Purchasing additional Matangi will mean extended warranties, smaller spare parts inventories, simpler driver training and the entire fleet will have a working life of 30 years. The second batch of Matangi is likely to start arriving in Wellington in 2015.

The Metropolitan Rail Operating Model

In September 2009 the Cabinet Economic Growth and Infrastructure Committee agreed that the key public policy transport objectives for the metro rail transport system should be:

  • to increase economic growth and productivity by reducing congestion on urban roads and by more efficient utilisation of the transport network
  • to provide transport choice for users
  • to integrate rail with other modes of transport
  • to reduce the environmental impact of the transport system. [EGI Min (09) 21/8 refers]

The Committee agreed that the roles of the parties involved in the purchase and delivery of metro rail services should be as clear as possible.

The metropolitan rail operating model should apply similarly in Auckland and Wellington metro rail services.

Since the date of the Committee’s decision a number of significant metro rail project decisions have taken place which have in some cases reinforced, and in some cases varied, the Committee’s decision. These projects have been approved by the Cabinet. They include the purchase of the new electric multiple units for Auckland, the further upgrade of the Wellington rail network, decisions on the ownership of rolling stock and metro rail stations and on the funding of metro rail capital and operations.

The following material sets out the elements of the metropolitan rail operating model, as they are currently applied.
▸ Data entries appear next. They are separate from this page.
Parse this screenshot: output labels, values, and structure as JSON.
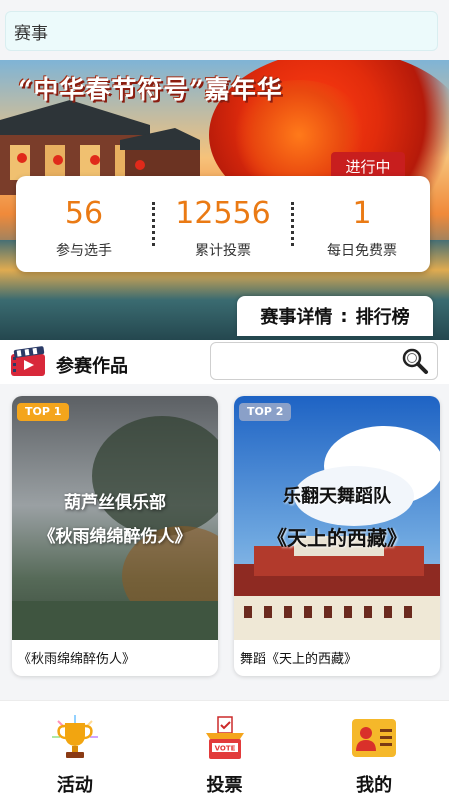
{
  "search_bar": {
    "placeholder": "赛事"
  },
  "banner": {
    "title": "“中华春节符号”嘉年华",
    "status_badge": "进行中",
    "stats": [
      {
        "value": "56",
        "label": "参与选手"
      },
      {
        "value": "12556",
        "label": "累计投票"
      },
      {
        "value": "1",
        "label": "每日免费票"
      }
    ],
    "tabs": {
      "detail": "赛事详情",
      "separator": ":",
      "ranking": "排行榜"
    }
  },
  "works_section": {
    "title": "参赛作品",
    "search_placeholder": "",
    "icon": "film-icon"
  },
  "entries": [
    {
      "rank": "TOP 1",
      "overlay_line1": "葫芦丝俱乐部",
      "overlay_line2": "《秋雨绵绵醉伤人》",
      "caption": "《秋雨绵绵醉伤人》"
    },
    {
      "rank": "TOP 2",
      "overlay_line1": "乐翻天舞蹈队",
      "overlay_line2": "《天上的西藏》",
      "caption": "舞蹈《天上的西藏》"
    }
  ],
  "bottom_nav": [
    {
      "label": "活动",
      "icon": "trophy-icon"
    },
    {
      "label": "投票",
      "icon": "vote-box-icon",
      "icon_text": "VOTE"
    },
    {
      "label": "我的",
      "icon": "profile-card-icon"
    }
  ],
  "colors": {
    "accent_orange": "#ea7a14",
    "status_red": "#c81e1e",
    "top1_badge": "#f4a51c",
    "top2_badge": "#8aa0c8"
  }
}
Roles of the parties

Planning, specifying and purchasing metro rail services

The Auckland and Wellington regions are responsible for planning, specifying and purchasing metro rail services. For Auckland the regional authorities are the Auckland Council and Auckland Transport. For Wellington the regional authority is the Greater Wellington Regional Council.

Ownership of metro rail rolling stock and stations

The regions own the metro rail rolling stock and stations (with a few exceptions).

The maintenance and stabling of the rolling stock is a regional responsibility.

Provision of rail network infrastructure

KiwiRail is responsible for providing the rail network infrastructure (ie track, overhead power supply, signals and platforms).

Contractual arrangements relating to access to the rail network and use

Contractual arrangements are agreed between KiwiRail and the regions relating to access to the rail network and use. The access agreements include track access charges and conditions of access. The track access charges provide funds for the operation and maintenance and renewal of the rail network infrastructure.

Funding of metro rail operating costs

Metro rail services are funded from a mixture of fare box revenue, and subsidies from the regions and the NZ Transport Agency.

The Financial Assistance Rate (FAR), which is paid by the NZ Transport Agency for metro rail subsidies was 60 percent of the eligible costs in 2011/12 and will move to 50 percent on an annual one percent glide path starting at 59 percent from 2012/13.

Capital Upgrades

The most recent purchases of metro rail trains have been loan financed. The Auckland electric trains were largely financed by a $500 million dollar loan from the Crown. The additional Matangi trains for Wellington will be loan financed by the Greater Wellington Regional Council.

The repayment of the loans (interest and principal) has been operationalised and will be jointly funded by the region and the NZ Transport Agency at the appropriate Financial Assistance Rate.

For upgrades of the rail infrastructure network the responsibility to undertake the upgrade lies with KiwiRail. The funding for the recent upgrades has been provided by the Crown. This is the case for the Auckland upgrade projects (DART and AEP) and for the Wellington network upgrades.

Major new upgrade projects such as the City Rail Link in Auckland are being treated as stand-alone projects. The decision to proceed with such projects requires negotiation between the Crown and the region, as does the method of financing and funding such projects.